--- START ---
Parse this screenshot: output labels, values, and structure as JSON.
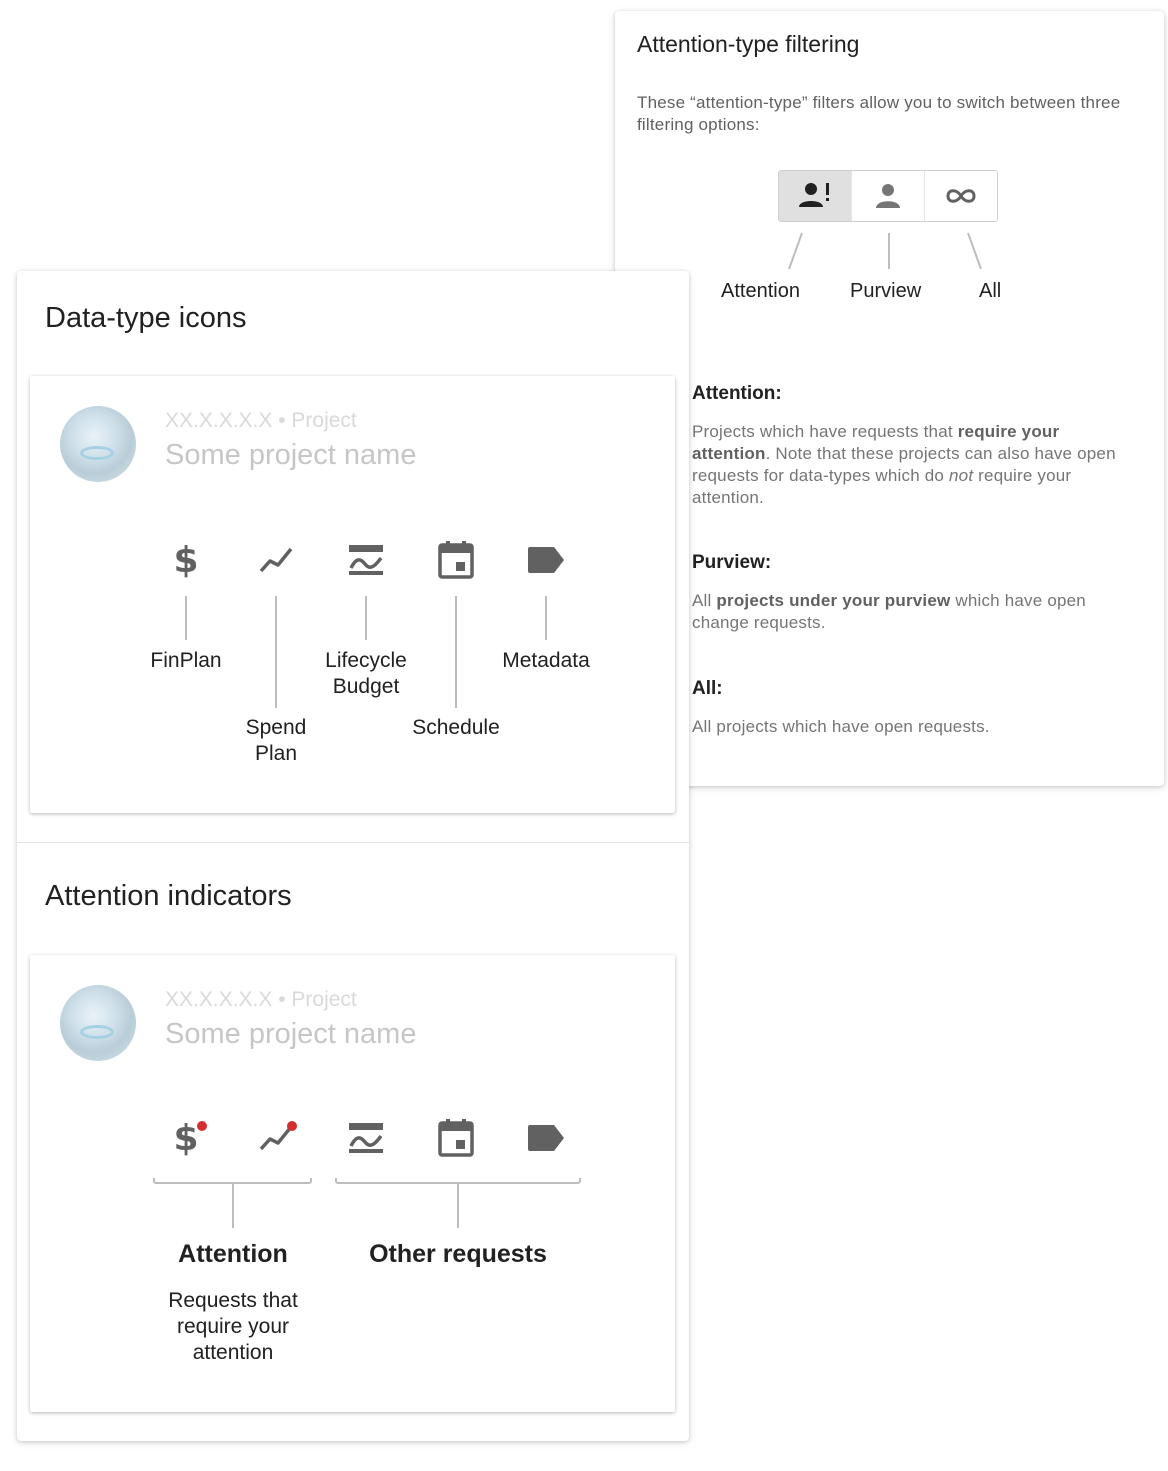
{
  "filter_card": {
    "title": "Attention-type filtering",
    "intro": "These “attention-type” filters allow you to switch between three filtering options:",
    "toggles": [
      {
        "icon": "person-alert-icon",
        "active": true
      },
      {
        "icon": "person-icon",
        "active": false
      },
      {
        "icon": "infinity-icon",
        "active": false
      }
    ],
    "options": [
      "Attention",
      "Purview",
      "All"
    ],
    "descriptions": {
      "attention": {
        "heading": "Attention:",
        "t1": "Projects which have requests that ",
        "b1": "require your attention",
        "t2": ".  Note that these projects can also have open requests for data-types which do ",
        "i1": "not",
        "t3": " require your attention."
      },
      "purview": {
        "heading": "Purview:",
        "t1": "All ",
        "b1": "projects under your purview",
        "t2": " which have open change requests."
      },
      "all": {
        "heading": "All:",
        "t1": "All projects which have open requests."
      }
    }
  },
  "datatype_section": {
    "title": "Data-type icons",
    "project": {
      "sub": "XX.X.X.X.X • Project",
      "name": "Some project name"
    },
    "icons": [
      {
        "icon": "dollar-icon",
        "glyph": "$"
      },
      {
        "icon": "trend-line-icon"
      },
      {
        "icon": "budget-curve-icon"
      },
      {
        "icon": "calendar-icon"
      },
      {
        "icon": "label-tag-icon"
      }
    ],
    "labels": {
      "finplan": "FinPlan",
      "spend_plan": "Spend Plan",
      "lifecycle_budget": "Lifecycle Budget",
      "schedule": "Schedule",
      "metadata": "Metadata"
    }
  },
  "attention_section": {
    "title": "Attention indicators",
    "project": {
      "sub": "XX.X.X.X.X • Project",
      "name": "Some project name"
    },
    "attention_label": "Attention",
    "attention_desc": "Requests that require your attention",
    "other_label": "Other requests",
    "indicator_color": "#d32f2f"
  },
  "colors": {
    "icon": "#616161",
    "muted_text": "#757575",
    "accent_dot": "#d32f2f"
  }
}
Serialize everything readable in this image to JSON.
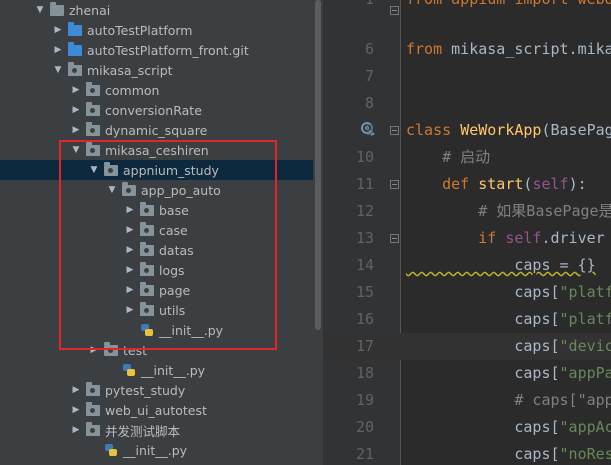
{
  "project_tree": [
    {
      "label": "zhenai",
      "arrow": "▼",
      "icon": "folder-gray"
    },
    {
      "label": "autoTestPlatform",
      "arrow": "▶",
      "icon": "folder-blue"
    },
    {
      "label": "autoTestPlatform_front.git",
      "arrow": "▶",
      "icon": "folder-blue"
    },
    {
      "label": "mikasa_script",
      "arrow": "▼",
      "icon": "package"
    },
    {
      "label": "common",
      "arrow": "▶",
      "icon": "package"
    },
    {
      "label": "conversionRate",
      "arrow": "▶",
      "icon": "package"
    },
    {
      "label": "dynamic_square",
      "arrow": "▶",
      "icon": "package"
    },
    {
      "label": "mikasa_ceshiren",
      "arrow": "▼",
      "icon": "package"
    },
    {
      "label": "appnium_study",
      "arrow": "▼",
      "icon": "package"
    },
    {
      "label": "app_po_auto",
      "arrow": "▼",
      "icon": "package"
    },
    {
      "label": "base",
      "arrow": "▶",
      "icon": "package"
    },
    {
      "label": "case",
      "arrow": "▶",
      "icon": "package"
    },
    {
      "label": "datas",
      "arrow": "▶",
      "icon": "package"
    },
    {
      "label": "logs",
      "arrow": "▶",
      "icon": "package"
    },
    {
      "label": "page",
      "arrow": "▶",
      "icon": "package"
    },
    {
      "label": "utils",
      "arrow": "▶",
      "icon": "package"
    },
    {
      "label": "__init__.py",
      "arrow": "",
      "icon": "python-file"
    },
    {
      "label": "test",
      "arrow": "▶",
      "icon": "package"
    },
    {
      "label": "__init__.py",
      "arrow": "",
      "icon": "python-file"
    },
    {
      "label": "pytest_study",
      "arrow": "▶",
      "icon": "package"
    },
    {
      "label": "web_ui_autotest",
      "arrow": "▶",
      "icon": "package"
    },
    {
      "label": "并发测试脚本",
      "arrow": "▶",
      "icon": "package"
    },
    {
      "label": "__init__.py",
      "arrow": "",
      "icon": "python-file"
    }
  ],
  "selected_item": "appnium_study",
  "editor": {
    "line_numbers": [
      "1",
      "6",
      "7",
      "8",
      "9",
      "10",
      "11",
      "12",
      "13",
      "14",
      "15",
      "16",
      "17",
      "18",
      "19",
      "20",
      "21"
    ],
    "lines": [
      [
        {
          "t": "from appium import webdriver",
          "c": "kw"
        }
      ],
      [
        {
          "t": "from ",
          "c": "kw"
        },
        {
          "t": "mikasa_script.mikasa_ceshiren",
          "c": "txt"
        }
      ],
      [],
      [],
      [
        {
          "t": "class ",
          "c": "kw"
        },
        {
          "t": "WeWorkApp",
          "c": "cls"
        },
        {
          "t": "(BasePage):",
          "c": "txt"
        }
      ],
      [
        {
          "t": "    # 启动",
          "c": "cmt"
        }
      ],
      [
        {
          "t": "    ",
          "c": "txt"
        },
        {
          "t": "def ",
          "c": "kw"
        },
        {
          "t": "start",
          "c": "cls"
        },
        {
          "t": "(",
          "c": "txt"
        },
        {
          "t": "self",
          "c": "self"
        },
        {
          "t": "):",
          "c": "txt"
        }
      ],
      [
        {
          "t": "        # 如果BasePage是空",
          "c": "cmt"
        }
      ],
      [
        {
          "t": "        ",
          "c": "txt"
        },
        {
          "t": "if ",
          "c": "kw"
        },
        {
          "t": "self",
          "c": "self"
        },
        {
          "t": ".driver == None:",
          "c": "txt"
        }
      ],
      [
        {
          "t": "            caps = {}",
          "c": "txt"
        }
      ],
      [
        {
          "t": "            caps[",
          "c": "txt"
        },
        {
          "t": "\"platformName\"",
          "c": "str"
        }
      ],
      [
        {
          "t": "            caps[",
          "c": "txt"
        },
        {
          "t": "\"platformVersion\"",
          "c": "str"
        }
      ],
      [
        {
          "t": "            caps[",
          "c": "txt"
        },
        {
          "t": "\"deviceName\"",
          "c": "str"
        }
      ],
      [
        {
          "t": "            caps[",
          "c": "txt"
        },
        {
          "t": "\"appPackage\"",
          "c": "str"
        }
      ],
      [
        {
          "t": "            # caps[\"appActivity\"]",
          "c": "cmt"
        }
      ],
      [
        {
          "t": "            caps[",
          "c": "txt"
        },
        {
          "t": "\"appActivity\"",
          "c": "str"
        }
      ],
      [
        {
          "t": "            caps[",
          "c": "txt"
        },
        {
          "t": "\"noReset\"",
          "c": "str"
        }
      ]
    ]
  },
  "colors": {
    "highlight_box": "#e0262b",
    "selection": "#0d293e",
    "keyword": "#cc7832",
    "string": "#6a8759"
  }
}
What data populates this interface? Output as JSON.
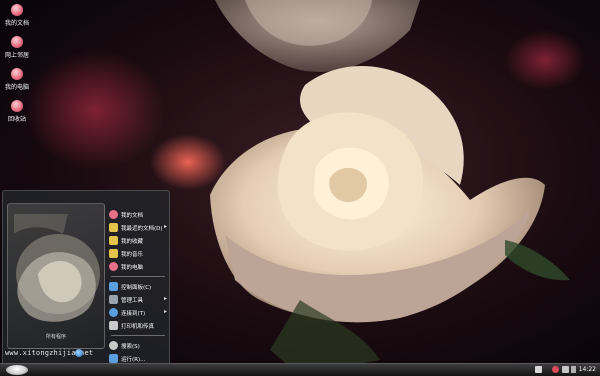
{
  "desktop": {
    "icons": [
      {
        "label": "我的文档",
        "icon": "my-documents-icon"
      },
      {
        "label": "网上邻居",
        "icon": "network-places-icon"
      },
      {
        "label": "我的电脑",
        "icon": "my-computer-icon"
      },
      {
        "label": "回收站",
        "icon": "recycle-bin-icon"
      }
    ]
  },
  "start_menu": {
    "preview_caption": "所有程序",
    "site_text": "www.xitongzhijia.net",
    "items": [
      {
        "label": "我的文档",
        "icon": "documents-icon",
        "color": "#e8708a"
      },
      {
        "label": "我最近的文档(D)",
        "icon": "recent-folder-icon",
        "color": "#e6c34a"
      },
      {
        "label": "我的收藏",
        "icon": "favorites-folder-icon",
        "color": "#e6c34a"
      },
      {
        "label": "我的音乐",
        "icon": "music-folder-icon",
        "color": "#e6c34a"
      },
      {
        "label": "我的电脑",
        "icon": "computer-icon",
        "color": "#e8708a"
      },
      {
        "label": "控制面板(C)",
        "icon": "control-panel-icon",
        "color": "#5aa0e0"
      },
      {
        "label": "管理工具",
        "icon": "admin-tools-icon",
        "color": "#9aa3ad"
      },
      {
        "label": "连接到(T)",
        "icon": "connect-icon",
        "color": "#5aa0e0"
      },
      {
        "label": "打印机和传真",
        "icon": "printer-icon",
        "color": "#c9c9c9"
      },
      {
        "label": "搜索(S)",
        "icon": "search-icon",
        "color": "#c9c9c9"
      },
      {
        "label": "运行(R)...",
        "icon": "run-icon",
        "color": "#5aa0e0"
      }
    ]
  },
  "taskbar": {
    "clock": "14:22"
  },
  "colors": {
    "menu_bg": "#22262c",
    "taskbar": "#2a2a2a"
  }
}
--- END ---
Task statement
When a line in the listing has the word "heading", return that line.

Solution for this problem
        "heading": "Attention:",
        "heading": "Purview:",
        "heading": "All:",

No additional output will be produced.